PluriCourts - The New Hub for Empirical Investment Law Research

With its new, unique databases, the investment team at PluriCourts has contributed to establishing the centre as a hub for empirical legal research on investment treaty arbitration – and is shining some empirical light on the contested issue of investment treaties.

International investment law is a highly contested field, with those who defend the system and those who want to change it firmly standing their ground against each other.

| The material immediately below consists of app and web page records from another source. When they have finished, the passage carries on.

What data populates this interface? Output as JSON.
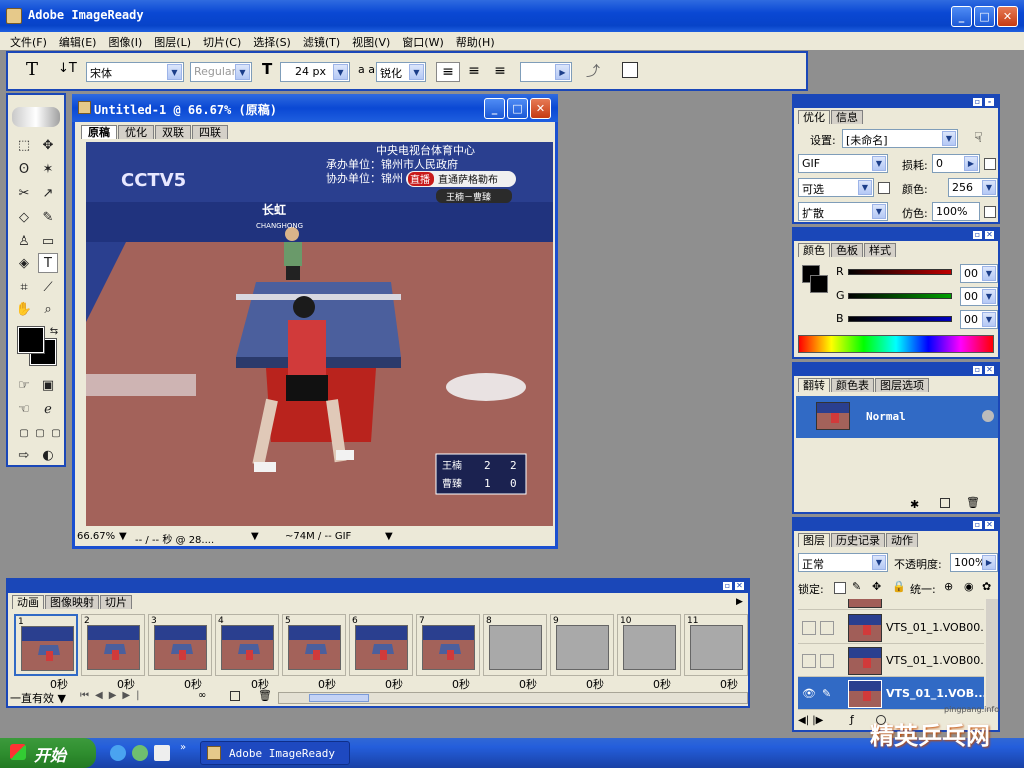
{
  "app": {
    "title": "Adobe ImageReady"
  },
  "menu": [
    "文件(F)",
    "编辑(E)",
    "图像(I)",
    "图层(L)",
    "切片(C)",
    "选择(S)",
    "滤镜(T)",
    "视图(V)",
    "窗口(W)",
    "帮助(H)"
  ],
  "options": {
    "font_family": "宋体",
    "font_style": "Regular",
    "font_size": "24 px",
    "antialias_icon_label": "a a",
    "antialias": "锐化"
  },
  "document": {
    "title": "Untitled-1 @ 66.67% (原稿)",
    "tabs": [
      "原稿",
      "优化",
      "双联",
      "四联"
    ],
    "active_tab": "原稿",
    "zoom": "66.67%",
    "status_time": "-- / -- 秒 @ 28....",
    "status_size": "~74M / -- GIF",
    "overlay": {
      "broadcaster": "中央电视台体育中心",
      "host_label": "承办单位：锦州市人民政府",
      "coorg_label": "协办单位：锦州",
      "live_badge": "直播",
      "live_text": "直通萨格勒布",
      "match_text": "王楠－曹臻",
      "channel": "CCTV5",
      "sponsor": "长虹",
      "sponsor_en": "CHANGHONG",
      "score": [
        {
          "name": "王楠",
          "g1": "2",
          "g2": "2"
        },
        {
          "name": "曹臻",
          "g1": "1",
          "g2": "0"
        }
      ]
    }
  },
  "optimize_panel": {
    "tabs": [
      "优化",
      "信息"
    ],
    "settings_label": "设置:",
    "settings_value": "[未命名]",
    "format": "GIF",
    "lossy_label": "损耗:",
    "lossy": "0",
    "palette": "可选",
    "colors_label": "颜色:",
    "colors": "256",
    "dither": "扩散",
    "dither_label": "仿色:",
    "dither_amount": "100%"
  },
  "color_panel": {
    "tabs": [
      "颜色",
      "色板",
      "样式"
    ],
    "channels": [
      {
        "label": "R",
        "value": "00",
        "color": "#c00000"
      },
      {
        "label": "G",
        "value": "00",
        "color": "#008000"
      },
      {
        "label": "B",
        "value": "00",
        "color": "#0000c0"
      }
    ]
  },
  "rollover_panel": {
    "tabs": [
      "翻转",
      "颜色表",
      "图层选项"
    ],
    "state": "Normal"
  },
  "layers_panel": {
    "tabs": [
      "图层",
      "历史记录",
      "动作"
    ],
    "blend_mode": "正常",
    "opacity_label": "不透明度:",
    "opacity": "100%",
    "lock_label": "锁定:",
    "unify_label": "统一:",
    "layers": [
      {
        "name": "VTS_01_1.VOB00...",
        "visible": false,
        "selected": false
      },
      {
        "name": "VTS_01_1.VOB00...",
        "visible": false,
        "selected": false
      },
      {
        "name": "VTS_01_1.VOB...",
        "visible": true,
        "selected": true
      }
    ]
  },
  "animation_panel": {
    "tabs": [
      "动画",
      "图像映射",
      "切片"
    ],
    "loop": "一直有效",
    "frames": [
      {
        "num": "1",
        "time": "0秒",
        "filled": true
      },
      {
        "num": "2",
        "time": "0秒",
        "filled": true
      },
      {
        "num": "3",
        "time": "0秒",
        "filled": true
      },
      {
        "num": "4",
        "time": "0秒",
        "filled": true
      },
      {
        "num": "5",
        "time": "0秒",
        "filled": true
      },
      {
        "num": "6",
        "time": "0秒",
        "filled": true
      },
      {
        "num": "7",
        "time": "0秒",
        "filled": true
      },
      {
        "num": "8",
        "time": "0秒",
        "filled": false
      },
      {
        "num": "9",
        "time": "0秒",
        "filled": false
      },
      {
        "num": "10",
        "time": "0秒",
        "filled": false
      },
      {
        "num": "11",
        "time": "0秒",
        "filled": false
      }
    ]
  },
  "taskbar": {
    "start": "开始",
    "task": "Adobe ImageReady"
  },
  "watermark": {
    "site": "pingpang.info",
    "text": "精英乒乓网"
  }
}
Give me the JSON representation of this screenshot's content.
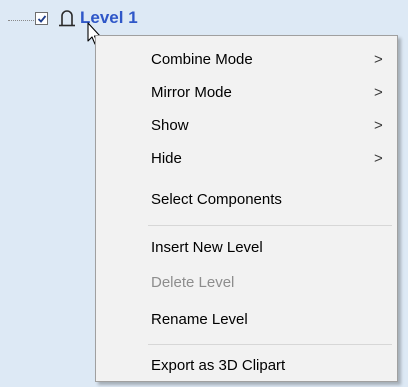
{
  "tree": {
    "level_label": "Level 1",
    "checkbox_checked": true,
    "level_icon": "arch-icon"
  },
  "context_menu": {
    "items": [
      {
        "label": "Combine Mode",
        "submenu": true,
        "enabled": true
      },
      {
        "label": "Mirror Mode",
        "submenu": true,
        "enabled": true
      },
      {
        "label": "Show",
        "submenu": true,
        "enabled": true
      },
      {
        "label": "Hide",
        "submenu": true,
        "enabled": true
      },
      {
        "label": "Select Components",
        "submenu": false,
        "enabled": true
      },
      {
        "label": "Insert New Level",
        "submenu": false,
        "enabled": true
      },
      {
        "label": "Delete Level",
        "submenu": false,
        "enabled": false
      },
      {
        "label": "Rename Level",
        "submenu": false,
        "enabled": true
      },
      {
        "label": "Export as 3D Clipart",
        "submenu": false,
        "enabled": true
      }
    ],
    "submenu_arrow": ">"
  },
  "colors": {
    "level_label": "#2f57c8",
    "tree_background": "#dde9f5",
    "menu_background": "#f2f2f2",
    "disabled_text": "#8d8d8d"
  }
}
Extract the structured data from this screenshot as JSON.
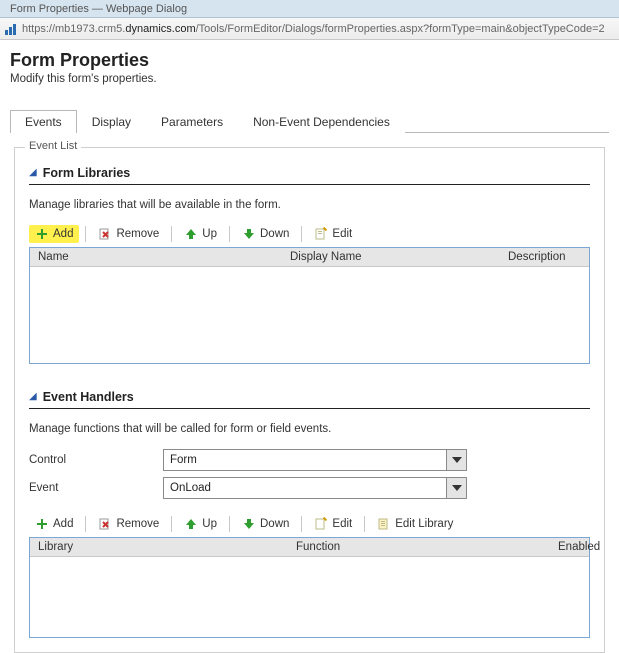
{
  "titlebar_fragment": "Form Properties — Webpage Dialog",
  "url": {
    "prefix": "https://mb1973.crm5.",
    "host_strong": "dynamics.com",
    "path": "/Tools/FormEditor/Dialogs/formProperties.aspx?formType=main&objectTypeCode=2"
  },
  "page": {
    "title": "Form Properties",
    "subtitle": "Modify this form's properties."
  },
  "tabs": {
    "events": "Events",
    "display": "Display",
    "parameters": "Parameters",
    "non_event_deps": "Non-Event Dependencies"
  },
  "section_legend": "Event List",
  "libs": {
    "heading": "Form Libraries",
    "desc": "Manage libraries that will be available in the form.",
    "cols": {
      "name": "Name",
      "display_name": "Display Name",
      "description": "Description"
    }
  },
  "handlers": {
    "heading": "Event Handlers",
    "desc": "Manage functions that will be called for form or field events.",
    "control_label": "Control",
    "control_value": "Form",
    "event_label": "Event",
    "event_value": "OnLoad",
    "cols": {
      "library": "Library",
      "function": "Function",
      "enabled": "Enabled"
    }
  },
  "toolbar": {
    "add": "Add",
    "remove": "Remove",
    "up": "Up",
    "down": "Down",
    "edit": "Edit",
    "edit_library": "Edit Library"
  }
}
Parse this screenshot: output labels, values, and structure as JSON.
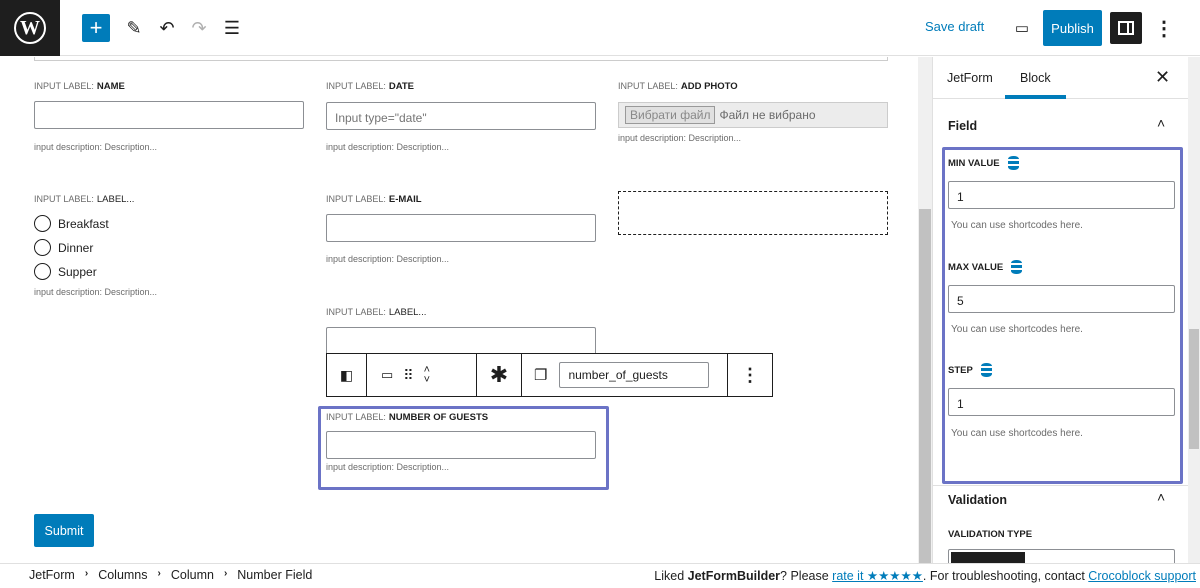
{
  "topbar": {
    "save_draft": "Save draft",
    "publish": "Publish"
  },
  "canvas": {
    "col1": {
      "name_prefix": "INPUT LABEL:",
      "name_label": "NAME",
      "name_desc": "input description:  Description...",
      "radio_prefix": "INPUT LABEL:",
      "radio_label": "LABEL...",
      "radios": [
        "Breakfast",
        "Dinner",
        "Supper"
      ],
      "radio_desc": "input description:  Description..."
    },
    "col2": {
      "date_prefix": "INPUT LABEL:",
      "date_label": "DATE",
      "date_placeholder": "Input type=\"date\"",
      "date_desc": "input description:  Description...",
      "email_prefix": "INPUT LABEL:",
      "email_label": "E-MAIL",
      "email_desc": "input description:  Description...",
      "label_prefix": "INPUT LABEL:",
      "label_label": "LABEL...",
      "guests_prefix": "INPUT LABEL:",
      "guests_label": "NUMBER OF GUESTS",
      "guests_desc": "input description:  Description..."
    },
    "col3": {
      "photo_prefix": "INPUT LABEL:",
      "photo_label": "ADD PHOTO",
      "file_button": "Вибрати файл",
      "file_status": "Файл не вибрано",
      "photo_desc": "input description:  Description..."
    },
    "block_toolbar": {
      "field_name": "number_of_guests"
    },
    "submit": "Submit"
  },
  "sidebar": {
    "tabs": [
      "JetForm",
      "Block"
    ],
    "panel_field": "Field",
    "min_label": "MIN VALUE",
    "min_value": "1",
    "min_help": "You can use shortcodes here.",
    "max_label": "MAX VALUE",
    "max_value": "5",
    "max_help": "You can use shortcodes here.",
    "step_label": "STEP",
    "step_value": "1",
    "step_help": "You can use shortcodes here.",
    "panel_validation": "Validation",
    "validation_type_label": "VALIDATION TYPE"
  },
  "footer": {
    "breadcrumb": [
      "JetForm",
      "Columns",
      "Column",
      "Number Field"
    ],
    "note_liked": "Liked ",
    "note_brand": "JetFormBuilder",
    "note_please": "? Please ",
    "note_rate": "rate it ★★★★★",
    "note_trouble": ". For troubleshooting, contact ",
    "note_support": "Crocoblock support"
  }
}
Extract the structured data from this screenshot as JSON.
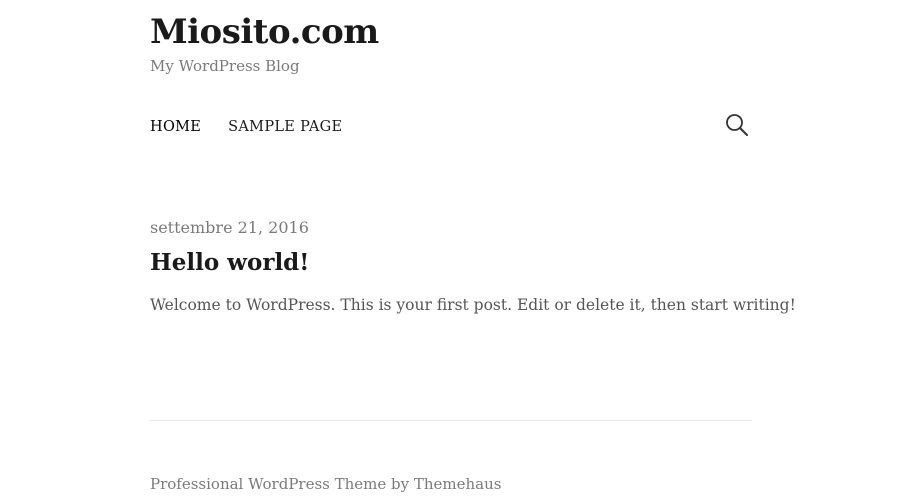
{
  "header": {
    "site_title": "Miosito.com",
    "tagline": "My WordPress Blog"
  },
  "nav": {
    "items": [
      {
        "label": "HOME",
        "active": true
      },
      {
        "label": "SAMPLE PAGE",
        "active": false
      }
    ],
    "search_icon": "search-icon"
  },
  "post": {
    "date": "settembre 21, 2016",
    "title": "Hello world!",
    "excerpt": "Welcome to WordPress. This is your first post. Edit or delete it, then start writing!"
  },
  "footer": {
    "credit": "Professional WordPress Theme by Themehaus"
  },
  "colors": {
    "text": "#1a1a1a",
    "muted": "#7a7a7a",
    "body_text": "#555555",
    "background": "#ffffff",
    "divider": "#e8e8e8"
  }
}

Until now, the debate has to a large extent been theoretical, based on the language of treaties and on discussions of individual cases.  As a result, the debate on investment arbitration has not been sufficiently grounded in empirical knowledge on the general use and effects of the legal regime. Simply put, it has been hard to tell how the system really works. 

The investment team at PluriCourts is shedding some much-needed empirical light on some of the more contested issues. The outcome of this will be the rejection or verification of general claims, which in turn will lead to a more empirically grounded debate.

Empirical myth-busters

PluriCourts postdoctoral research fellow Daniel Behn has recently verified one contested claim, namely that of the relationship between GDP and arbitration outcome. The debate has been whether or not the wealth of a country as measured by its GDP has any effect on the outcome of the case.

Professor Ole Kristian Fauchald coordinates the investment research at PluriCourts.
Professor Ole Kristian Fauchald coordinates the investment research at PluriCourts. Photo: University of Oslo.

- While a recent article claimed that a country’s development status did not affect their likelihood of success in investment treaty arbitration, we have recently shown that the outcome of cases correlates strongly with a country’s GDP. Behn explains that countries with a lower GDP not only have more chances of having a case brought against them, but the odds of them losing the cases are also higher. While some myths are verified, others are falsified. Coordinator for the Investment team, professor Ole Kristian Fauchald, mentions here the claim that the arbitration system is only used by large multinationals from a few sectors.

Postdoctoral fellow Daniel Behn. Photo: University of Oslo.

- It is no longer just the extractive industries and large infrastructure companies that are using this system.  Investment treaty arbitration is diversifying in terms of which sectors and investors are using the system as well as in terms of countries that are being sued. We are now increasingly seeing cases being brought against developed countries, he says.

However, without access to updated data, such developments would have been hard to trace. Nobody has a complete picture due to the secrecy surrounding many cases. The data collected by the PluriCourts team is currently the most extensive available.

Putting PluriCourts on the map

For the last two years, the team has put many hours into developing a database on investment treaty arbitration and a database on bilateral investment agreements. They are now starting to harvest the fruits of their hard labour. There are several potentially ground-breaking publications in the pipeline.

- PluriCourts is quickly becoming well-known among those interested in empirical research on investment law, explains coordinator Fauchald.

The centre is attracting reputable international scholars and the word on the database project has spread rapidly in relevant research circles on a global scale. In this sense, PluriCourts now functions as a hub for empirical research on investment arbitration.

- This is because of a tight-knit team that is up-to-date on the latest findings and research questions. We are now bringing new perspectives to the debate, says Fauchald.

- One of our chief advantages is that we do not have vested interests in investment arbitration; we remain independent researchers.

Not so secret after all?

Researching the outcome of investment cases can often be challenging as not all awards are made public. This has also been one argument of the opponents of the system.

Through diligent research, many of the cases do at some point reach the PluriCourts team. Fauchald estimates that at this point, the team knows of 90 percent of the investment arbitration cases.

- We know of law firms that have the cases. They will neither confirm nor deny the existence of the case, but we know that they are there, Behn adds.

- The days when investment treaty arbitration could be kept secret are slowly running out.

 

This article was originally published in PluriCourts' Annual Report 2015.

Tags: Investment By Hanna Karv
Published May 4, 2016 10:43 AM - Last modified May 12, 2016 10:01 AM